• INSTRUCTIONS TO FOLLOW
Look through the material below and copy every line containing the word "name".

* * * * * * *

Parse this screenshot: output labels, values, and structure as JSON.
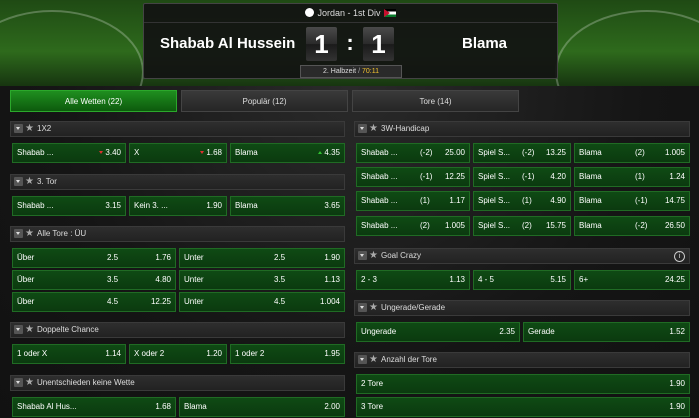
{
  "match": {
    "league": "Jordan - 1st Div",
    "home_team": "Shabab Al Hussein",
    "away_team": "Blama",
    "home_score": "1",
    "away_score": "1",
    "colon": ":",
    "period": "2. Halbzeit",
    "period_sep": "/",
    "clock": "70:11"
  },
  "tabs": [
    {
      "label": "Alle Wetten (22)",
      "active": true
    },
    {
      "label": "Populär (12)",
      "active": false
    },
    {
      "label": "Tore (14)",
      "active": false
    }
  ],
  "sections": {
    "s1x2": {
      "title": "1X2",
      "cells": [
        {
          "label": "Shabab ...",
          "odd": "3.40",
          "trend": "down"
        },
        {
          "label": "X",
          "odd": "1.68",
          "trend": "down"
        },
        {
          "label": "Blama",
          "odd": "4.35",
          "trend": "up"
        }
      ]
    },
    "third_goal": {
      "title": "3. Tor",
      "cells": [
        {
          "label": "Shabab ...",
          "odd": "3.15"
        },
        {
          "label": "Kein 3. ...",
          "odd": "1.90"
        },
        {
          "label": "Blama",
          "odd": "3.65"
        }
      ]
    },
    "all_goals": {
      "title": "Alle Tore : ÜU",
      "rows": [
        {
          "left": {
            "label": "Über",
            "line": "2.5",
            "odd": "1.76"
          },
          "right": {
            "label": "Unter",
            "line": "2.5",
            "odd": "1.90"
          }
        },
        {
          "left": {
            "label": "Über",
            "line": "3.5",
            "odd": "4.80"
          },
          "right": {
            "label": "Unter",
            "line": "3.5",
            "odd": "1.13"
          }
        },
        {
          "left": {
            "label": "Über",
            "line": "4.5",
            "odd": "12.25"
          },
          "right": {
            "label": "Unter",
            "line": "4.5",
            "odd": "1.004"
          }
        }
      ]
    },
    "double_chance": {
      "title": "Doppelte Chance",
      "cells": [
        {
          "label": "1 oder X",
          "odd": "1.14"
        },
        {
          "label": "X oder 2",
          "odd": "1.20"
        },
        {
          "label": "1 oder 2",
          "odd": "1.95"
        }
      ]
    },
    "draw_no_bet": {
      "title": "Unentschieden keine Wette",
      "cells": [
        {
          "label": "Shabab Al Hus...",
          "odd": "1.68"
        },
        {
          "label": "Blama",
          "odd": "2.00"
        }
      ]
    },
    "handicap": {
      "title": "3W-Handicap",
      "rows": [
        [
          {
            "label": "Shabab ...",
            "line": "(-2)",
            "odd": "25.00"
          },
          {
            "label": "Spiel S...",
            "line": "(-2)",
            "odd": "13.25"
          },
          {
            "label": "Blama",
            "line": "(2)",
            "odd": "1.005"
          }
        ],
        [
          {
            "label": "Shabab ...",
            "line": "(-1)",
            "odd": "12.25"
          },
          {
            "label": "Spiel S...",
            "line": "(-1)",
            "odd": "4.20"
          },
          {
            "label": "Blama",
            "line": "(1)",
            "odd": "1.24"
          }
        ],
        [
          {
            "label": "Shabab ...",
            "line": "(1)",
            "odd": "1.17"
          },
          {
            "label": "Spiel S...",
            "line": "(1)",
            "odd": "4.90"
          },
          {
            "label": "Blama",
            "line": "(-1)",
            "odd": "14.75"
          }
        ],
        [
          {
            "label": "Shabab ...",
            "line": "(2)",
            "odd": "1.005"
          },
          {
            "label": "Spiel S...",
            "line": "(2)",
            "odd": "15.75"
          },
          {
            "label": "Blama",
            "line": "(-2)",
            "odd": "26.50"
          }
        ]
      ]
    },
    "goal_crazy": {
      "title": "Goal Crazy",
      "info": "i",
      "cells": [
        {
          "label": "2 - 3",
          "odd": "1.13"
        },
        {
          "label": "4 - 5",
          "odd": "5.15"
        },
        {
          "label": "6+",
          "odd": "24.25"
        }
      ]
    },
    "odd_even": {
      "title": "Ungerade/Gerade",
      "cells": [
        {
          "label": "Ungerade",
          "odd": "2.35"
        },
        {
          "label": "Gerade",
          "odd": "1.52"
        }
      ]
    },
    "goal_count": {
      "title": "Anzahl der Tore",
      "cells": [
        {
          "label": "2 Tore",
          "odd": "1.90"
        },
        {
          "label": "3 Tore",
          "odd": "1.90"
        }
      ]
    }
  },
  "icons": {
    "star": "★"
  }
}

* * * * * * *

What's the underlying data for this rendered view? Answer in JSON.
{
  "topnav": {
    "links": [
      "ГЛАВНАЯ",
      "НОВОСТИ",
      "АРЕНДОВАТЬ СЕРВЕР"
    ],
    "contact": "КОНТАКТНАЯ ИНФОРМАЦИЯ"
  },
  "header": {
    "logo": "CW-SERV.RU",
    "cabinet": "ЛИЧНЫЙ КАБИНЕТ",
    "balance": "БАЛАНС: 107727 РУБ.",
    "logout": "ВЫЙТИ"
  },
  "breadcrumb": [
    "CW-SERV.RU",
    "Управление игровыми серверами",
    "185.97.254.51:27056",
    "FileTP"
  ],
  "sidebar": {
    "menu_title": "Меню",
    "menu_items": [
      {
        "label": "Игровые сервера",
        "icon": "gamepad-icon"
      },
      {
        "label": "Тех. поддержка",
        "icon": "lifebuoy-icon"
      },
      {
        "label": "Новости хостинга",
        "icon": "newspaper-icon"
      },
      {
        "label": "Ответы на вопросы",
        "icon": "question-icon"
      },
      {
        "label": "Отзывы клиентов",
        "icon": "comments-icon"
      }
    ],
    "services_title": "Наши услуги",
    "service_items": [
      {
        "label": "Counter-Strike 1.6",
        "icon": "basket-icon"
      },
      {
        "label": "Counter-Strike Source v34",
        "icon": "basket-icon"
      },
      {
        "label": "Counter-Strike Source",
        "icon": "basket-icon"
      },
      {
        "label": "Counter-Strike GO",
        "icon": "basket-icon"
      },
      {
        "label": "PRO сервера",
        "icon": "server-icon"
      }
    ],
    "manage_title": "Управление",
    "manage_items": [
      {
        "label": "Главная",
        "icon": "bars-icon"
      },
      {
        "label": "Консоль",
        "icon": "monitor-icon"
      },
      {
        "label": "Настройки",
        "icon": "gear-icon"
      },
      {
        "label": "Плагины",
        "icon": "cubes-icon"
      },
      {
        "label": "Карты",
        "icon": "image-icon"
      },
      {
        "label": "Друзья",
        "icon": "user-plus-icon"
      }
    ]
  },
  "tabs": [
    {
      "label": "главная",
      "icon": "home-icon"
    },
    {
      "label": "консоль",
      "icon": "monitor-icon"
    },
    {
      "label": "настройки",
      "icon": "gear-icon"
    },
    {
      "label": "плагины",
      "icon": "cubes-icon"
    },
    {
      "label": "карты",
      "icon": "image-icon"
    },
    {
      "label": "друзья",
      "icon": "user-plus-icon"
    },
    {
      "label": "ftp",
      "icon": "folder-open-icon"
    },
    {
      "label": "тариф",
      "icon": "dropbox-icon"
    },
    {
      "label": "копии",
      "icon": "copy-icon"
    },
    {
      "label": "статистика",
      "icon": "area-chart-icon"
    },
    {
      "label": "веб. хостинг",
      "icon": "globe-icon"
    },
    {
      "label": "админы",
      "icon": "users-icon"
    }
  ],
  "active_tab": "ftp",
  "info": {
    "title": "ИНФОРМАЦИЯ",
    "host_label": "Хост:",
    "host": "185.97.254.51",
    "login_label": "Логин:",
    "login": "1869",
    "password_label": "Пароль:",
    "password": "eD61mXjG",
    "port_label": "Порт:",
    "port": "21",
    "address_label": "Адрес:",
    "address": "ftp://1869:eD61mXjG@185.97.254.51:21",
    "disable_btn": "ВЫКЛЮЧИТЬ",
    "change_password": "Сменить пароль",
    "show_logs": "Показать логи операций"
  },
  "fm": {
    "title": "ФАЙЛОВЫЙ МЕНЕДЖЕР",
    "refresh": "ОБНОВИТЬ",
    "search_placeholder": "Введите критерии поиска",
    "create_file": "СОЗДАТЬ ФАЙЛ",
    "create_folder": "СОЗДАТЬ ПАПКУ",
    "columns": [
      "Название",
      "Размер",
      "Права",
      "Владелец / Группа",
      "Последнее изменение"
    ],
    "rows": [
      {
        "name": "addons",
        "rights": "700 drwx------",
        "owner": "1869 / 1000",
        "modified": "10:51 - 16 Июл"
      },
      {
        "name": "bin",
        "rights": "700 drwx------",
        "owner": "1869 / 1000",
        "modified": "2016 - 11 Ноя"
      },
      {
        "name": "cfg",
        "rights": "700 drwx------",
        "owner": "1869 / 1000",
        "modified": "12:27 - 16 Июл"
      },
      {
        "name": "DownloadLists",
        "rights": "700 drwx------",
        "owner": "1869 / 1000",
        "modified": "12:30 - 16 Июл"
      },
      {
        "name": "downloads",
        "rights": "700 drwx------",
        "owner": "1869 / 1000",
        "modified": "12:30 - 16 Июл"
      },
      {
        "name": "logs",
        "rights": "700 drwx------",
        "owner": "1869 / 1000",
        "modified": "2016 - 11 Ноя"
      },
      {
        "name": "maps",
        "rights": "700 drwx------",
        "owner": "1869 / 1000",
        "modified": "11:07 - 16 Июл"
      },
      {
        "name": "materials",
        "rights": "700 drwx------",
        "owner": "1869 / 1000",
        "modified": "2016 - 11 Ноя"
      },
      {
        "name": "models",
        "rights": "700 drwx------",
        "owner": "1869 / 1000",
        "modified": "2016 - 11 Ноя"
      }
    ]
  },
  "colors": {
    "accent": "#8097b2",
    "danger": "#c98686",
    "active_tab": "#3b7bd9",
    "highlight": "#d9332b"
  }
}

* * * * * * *

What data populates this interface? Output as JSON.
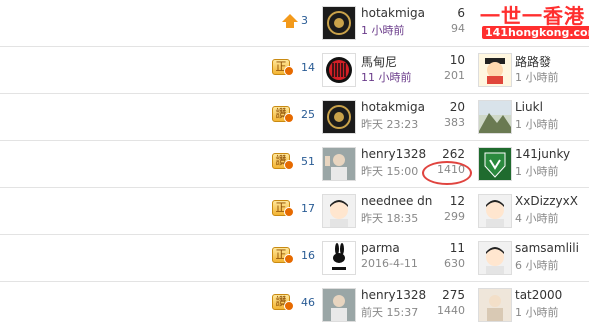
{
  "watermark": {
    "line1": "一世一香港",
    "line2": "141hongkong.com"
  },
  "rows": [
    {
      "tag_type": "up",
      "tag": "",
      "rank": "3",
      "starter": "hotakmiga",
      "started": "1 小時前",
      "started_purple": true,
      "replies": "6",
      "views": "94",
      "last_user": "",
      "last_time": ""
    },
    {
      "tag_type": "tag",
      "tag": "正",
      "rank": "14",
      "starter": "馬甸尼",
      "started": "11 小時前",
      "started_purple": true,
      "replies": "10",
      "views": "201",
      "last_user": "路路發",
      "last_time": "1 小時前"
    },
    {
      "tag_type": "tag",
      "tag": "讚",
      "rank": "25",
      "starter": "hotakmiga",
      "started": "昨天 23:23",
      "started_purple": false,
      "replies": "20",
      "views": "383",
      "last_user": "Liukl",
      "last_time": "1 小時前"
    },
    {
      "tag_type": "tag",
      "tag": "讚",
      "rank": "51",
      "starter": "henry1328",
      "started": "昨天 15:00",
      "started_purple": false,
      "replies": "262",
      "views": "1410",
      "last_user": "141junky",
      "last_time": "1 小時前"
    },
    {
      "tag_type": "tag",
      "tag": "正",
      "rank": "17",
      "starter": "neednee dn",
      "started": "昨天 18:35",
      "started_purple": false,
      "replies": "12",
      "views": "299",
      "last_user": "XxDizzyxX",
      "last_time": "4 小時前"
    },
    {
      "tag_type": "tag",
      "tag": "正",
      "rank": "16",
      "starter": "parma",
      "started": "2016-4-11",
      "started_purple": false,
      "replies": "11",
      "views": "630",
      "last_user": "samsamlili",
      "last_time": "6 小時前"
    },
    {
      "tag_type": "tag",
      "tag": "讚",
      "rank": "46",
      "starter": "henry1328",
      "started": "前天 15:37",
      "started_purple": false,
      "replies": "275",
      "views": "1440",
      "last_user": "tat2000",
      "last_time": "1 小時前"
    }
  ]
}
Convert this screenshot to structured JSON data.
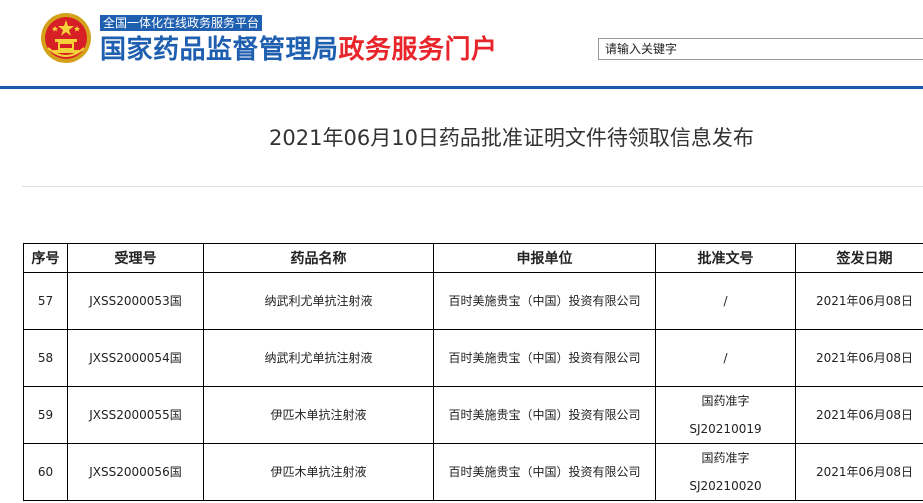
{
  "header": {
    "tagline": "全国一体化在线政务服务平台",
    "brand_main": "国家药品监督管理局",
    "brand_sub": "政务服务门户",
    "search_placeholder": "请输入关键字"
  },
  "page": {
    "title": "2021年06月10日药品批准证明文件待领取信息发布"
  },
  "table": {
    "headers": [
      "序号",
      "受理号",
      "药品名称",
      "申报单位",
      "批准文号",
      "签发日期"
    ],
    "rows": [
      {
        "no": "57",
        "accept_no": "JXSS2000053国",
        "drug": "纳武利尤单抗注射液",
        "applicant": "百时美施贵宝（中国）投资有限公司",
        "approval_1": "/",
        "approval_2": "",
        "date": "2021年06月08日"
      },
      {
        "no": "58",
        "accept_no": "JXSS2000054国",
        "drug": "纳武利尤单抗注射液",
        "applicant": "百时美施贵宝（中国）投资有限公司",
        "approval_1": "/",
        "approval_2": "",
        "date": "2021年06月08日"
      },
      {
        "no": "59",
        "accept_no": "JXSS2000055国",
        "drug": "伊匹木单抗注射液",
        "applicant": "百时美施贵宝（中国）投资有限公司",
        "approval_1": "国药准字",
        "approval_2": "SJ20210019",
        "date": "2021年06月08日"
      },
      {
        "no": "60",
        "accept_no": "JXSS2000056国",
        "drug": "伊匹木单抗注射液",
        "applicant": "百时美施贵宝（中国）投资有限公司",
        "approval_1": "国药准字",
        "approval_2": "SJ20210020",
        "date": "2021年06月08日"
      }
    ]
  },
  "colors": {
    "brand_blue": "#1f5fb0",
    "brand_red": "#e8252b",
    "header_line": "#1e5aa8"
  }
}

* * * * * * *

• YOUR RESPONSE
        "name": "addons",
        "name": "bin",
        "name": "cfg",
        "name": "DownloadLists",
        "name": "downloads",
        "name": "logs",
        "name": "maps",
        "name": "materials",
        "name": "models",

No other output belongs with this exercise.